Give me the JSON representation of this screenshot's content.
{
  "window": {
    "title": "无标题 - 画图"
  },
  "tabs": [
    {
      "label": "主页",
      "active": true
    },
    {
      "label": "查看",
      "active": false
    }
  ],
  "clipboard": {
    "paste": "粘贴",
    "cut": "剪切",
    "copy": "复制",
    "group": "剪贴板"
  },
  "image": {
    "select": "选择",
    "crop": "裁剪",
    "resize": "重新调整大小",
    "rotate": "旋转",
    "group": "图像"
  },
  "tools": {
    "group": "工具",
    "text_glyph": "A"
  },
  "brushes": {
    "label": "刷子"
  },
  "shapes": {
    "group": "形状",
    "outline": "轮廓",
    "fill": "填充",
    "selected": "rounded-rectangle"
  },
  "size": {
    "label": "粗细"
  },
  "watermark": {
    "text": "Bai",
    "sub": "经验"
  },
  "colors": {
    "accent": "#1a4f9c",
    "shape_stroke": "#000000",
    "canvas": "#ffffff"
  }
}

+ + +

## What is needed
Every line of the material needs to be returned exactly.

## Answer box
Give me the JSON representation of this screenshot's content.
{
  "window": {
    "title": "无标题 - 画图"
  },
  "tabs": [
    {
      "label": "主页",
      "active": true
    },
    {
      "label": "查看",
      "active": false
    }
  ],
  "clipboard": {
    "paste": "粘贴",
    "cut": "剪切",
    "copy": "复制",
    "group": "剪贴板"
  },
  "image": {
    "select": "选择",
    "crop": "裁剪",
    "resize": "重新调整大小",
    "rotate": "旋转",
    "group": "图像"
  },
  "tools": {
    "group": "工具",
    "text_glyph": "A"
  },
  "brushes": {
    "label": "刷子"
  },
  "shapes": {
    "group": "形状",
    "outline": "轮廓",
    "fill": "填充",
    "selected": "rounded-rectangle"
  },
  "size": {
    "label": "粗细"
  },
  "watermark": {
    "text": "Bai",
    "sub": "经验"
  },
  "colors": {
    "accent": "#1a4f9c",
    "shape_stroke": "#000000",
    "canvas": "#ffffff"
  }
}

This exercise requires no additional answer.